» What needs to be done:
Lines that include the word "this" should be copied from the listing that follows.
*** Data supplied ***
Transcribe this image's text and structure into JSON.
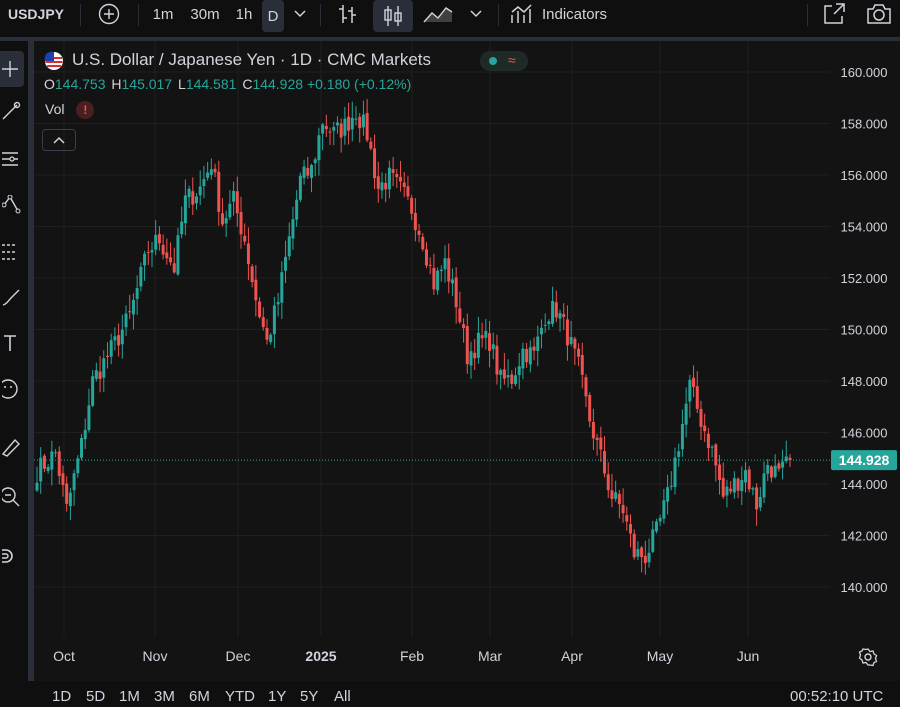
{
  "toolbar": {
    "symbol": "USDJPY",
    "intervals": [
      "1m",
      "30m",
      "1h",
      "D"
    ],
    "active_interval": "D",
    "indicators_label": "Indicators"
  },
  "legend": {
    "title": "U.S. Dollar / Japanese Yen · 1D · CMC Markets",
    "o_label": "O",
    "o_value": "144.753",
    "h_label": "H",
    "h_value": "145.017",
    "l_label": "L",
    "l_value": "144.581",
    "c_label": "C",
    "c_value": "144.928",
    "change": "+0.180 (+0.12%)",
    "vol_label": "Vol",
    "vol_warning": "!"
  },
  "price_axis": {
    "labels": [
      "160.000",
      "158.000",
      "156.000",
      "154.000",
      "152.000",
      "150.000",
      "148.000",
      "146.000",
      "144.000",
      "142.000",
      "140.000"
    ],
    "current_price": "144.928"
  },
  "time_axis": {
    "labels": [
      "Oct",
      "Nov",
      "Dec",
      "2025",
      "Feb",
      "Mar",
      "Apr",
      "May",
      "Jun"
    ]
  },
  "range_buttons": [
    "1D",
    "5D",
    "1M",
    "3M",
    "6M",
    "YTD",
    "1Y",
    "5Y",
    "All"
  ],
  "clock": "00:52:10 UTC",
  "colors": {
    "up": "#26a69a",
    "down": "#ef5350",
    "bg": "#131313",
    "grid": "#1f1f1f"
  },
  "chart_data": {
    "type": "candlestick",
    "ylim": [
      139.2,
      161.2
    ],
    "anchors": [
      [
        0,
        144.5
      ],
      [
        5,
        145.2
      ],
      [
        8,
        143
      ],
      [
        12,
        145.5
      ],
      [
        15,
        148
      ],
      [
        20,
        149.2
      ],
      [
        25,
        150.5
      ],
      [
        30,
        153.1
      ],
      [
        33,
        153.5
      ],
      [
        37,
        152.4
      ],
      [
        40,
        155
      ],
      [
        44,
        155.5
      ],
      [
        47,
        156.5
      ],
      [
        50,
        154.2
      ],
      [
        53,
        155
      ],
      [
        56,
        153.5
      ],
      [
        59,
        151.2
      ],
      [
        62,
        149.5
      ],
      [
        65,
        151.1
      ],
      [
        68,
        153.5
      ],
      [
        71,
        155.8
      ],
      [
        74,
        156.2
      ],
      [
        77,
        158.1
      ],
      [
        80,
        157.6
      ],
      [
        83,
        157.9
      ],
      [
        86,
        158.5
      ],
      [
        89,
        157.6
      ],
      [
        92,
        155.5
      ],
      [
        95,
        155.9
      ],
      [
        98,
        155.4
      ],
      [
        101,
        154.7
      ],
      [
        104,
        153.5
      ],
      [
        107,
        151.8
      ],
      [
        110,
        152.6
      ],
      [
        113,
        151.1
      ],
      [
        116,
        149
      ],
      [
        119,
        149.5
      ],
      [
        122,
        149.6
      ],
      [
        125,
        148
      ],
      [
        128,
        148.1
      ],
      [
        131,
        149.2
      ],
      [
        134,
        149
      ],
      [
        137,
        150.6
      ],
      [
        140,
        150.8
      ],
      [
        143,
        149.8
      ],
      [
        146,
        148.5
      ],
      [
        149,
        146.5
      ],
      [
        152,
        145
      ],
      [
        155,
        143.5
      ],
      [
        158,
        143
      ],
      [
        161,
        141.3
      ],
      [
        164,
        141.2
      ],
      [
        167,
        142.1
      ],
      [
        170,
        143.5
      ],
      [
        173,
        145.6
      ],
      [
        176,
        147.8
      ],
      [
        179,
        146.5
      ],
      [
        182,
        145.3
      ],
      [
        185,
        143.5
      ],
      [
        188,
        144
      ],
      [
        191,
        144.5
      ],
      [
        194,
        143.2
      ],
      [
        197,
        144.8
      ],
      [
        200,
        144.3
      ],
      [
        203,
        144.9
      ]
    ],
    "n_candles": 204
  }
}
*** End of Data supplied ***
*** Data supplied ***
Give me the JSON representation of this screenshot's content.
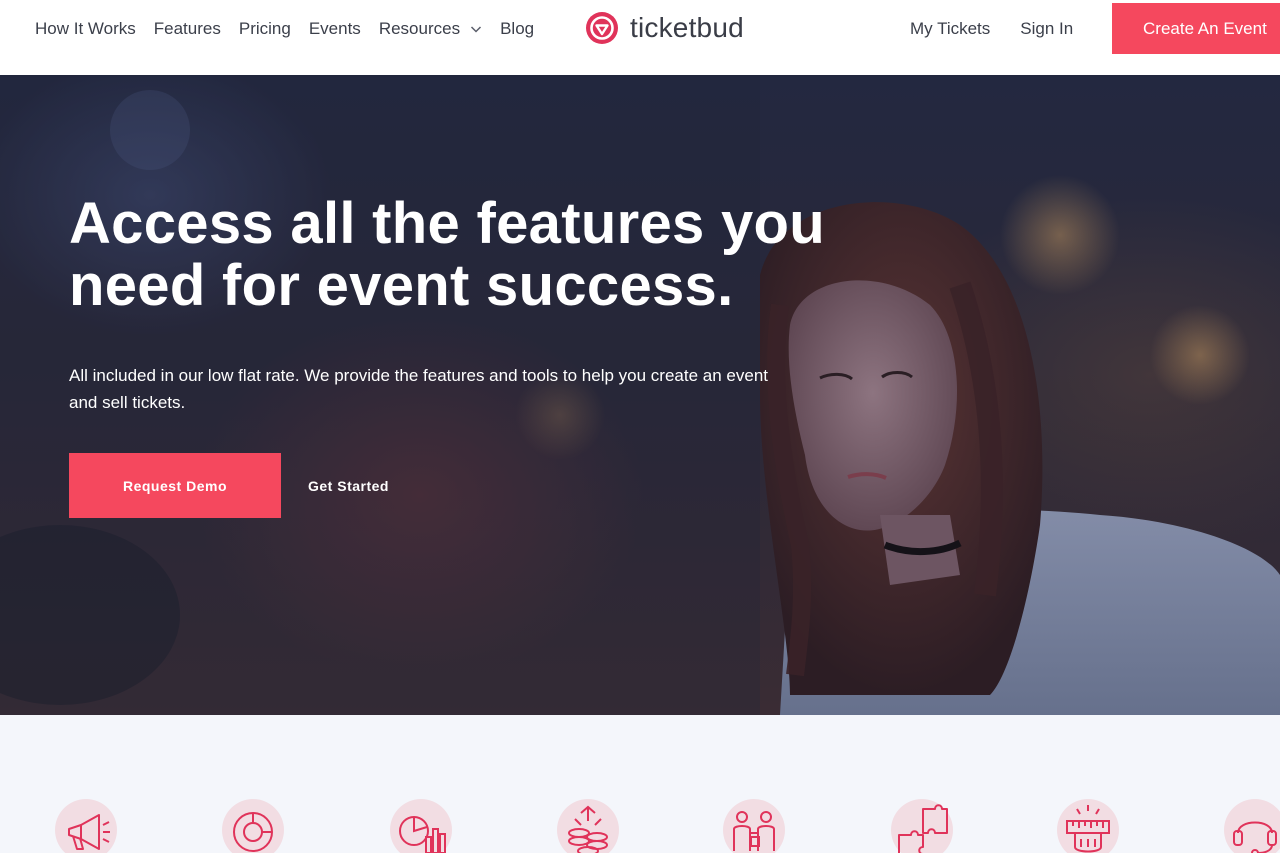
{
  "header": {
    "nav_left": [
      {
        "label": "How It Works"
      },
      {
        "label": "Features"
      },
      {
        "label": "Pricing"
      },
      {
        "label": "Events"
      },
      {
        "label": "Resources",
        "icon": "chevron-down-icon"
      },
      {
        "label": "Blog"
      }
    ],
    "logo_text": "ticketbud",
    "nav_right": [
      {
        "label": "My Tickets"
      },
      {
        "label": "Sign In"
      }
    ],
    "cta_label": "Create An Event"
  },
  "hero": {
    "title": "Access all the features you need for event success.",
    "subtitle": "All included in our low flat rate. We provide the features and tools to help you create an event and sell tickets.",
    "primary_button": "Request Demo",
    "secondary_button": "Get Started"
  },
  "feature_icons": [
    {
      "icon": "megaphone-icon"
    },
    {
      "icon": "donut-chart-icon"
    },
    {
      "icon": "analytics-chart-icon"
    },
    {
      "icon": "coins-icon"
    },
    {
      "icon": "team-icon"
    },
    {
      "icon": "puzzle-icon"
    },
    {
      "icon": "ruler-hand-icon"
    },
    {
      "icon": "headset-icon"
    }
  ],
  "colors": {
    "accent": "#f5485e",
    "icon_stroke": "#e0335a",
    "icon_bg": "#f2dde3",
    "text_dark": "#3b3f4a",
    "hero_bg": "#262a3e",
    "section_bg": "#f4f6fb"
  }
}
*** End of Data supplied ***
» Answer space:
Transcribe this image's text and structure into JSON.
Give me the JSON representation of this screenshot's content.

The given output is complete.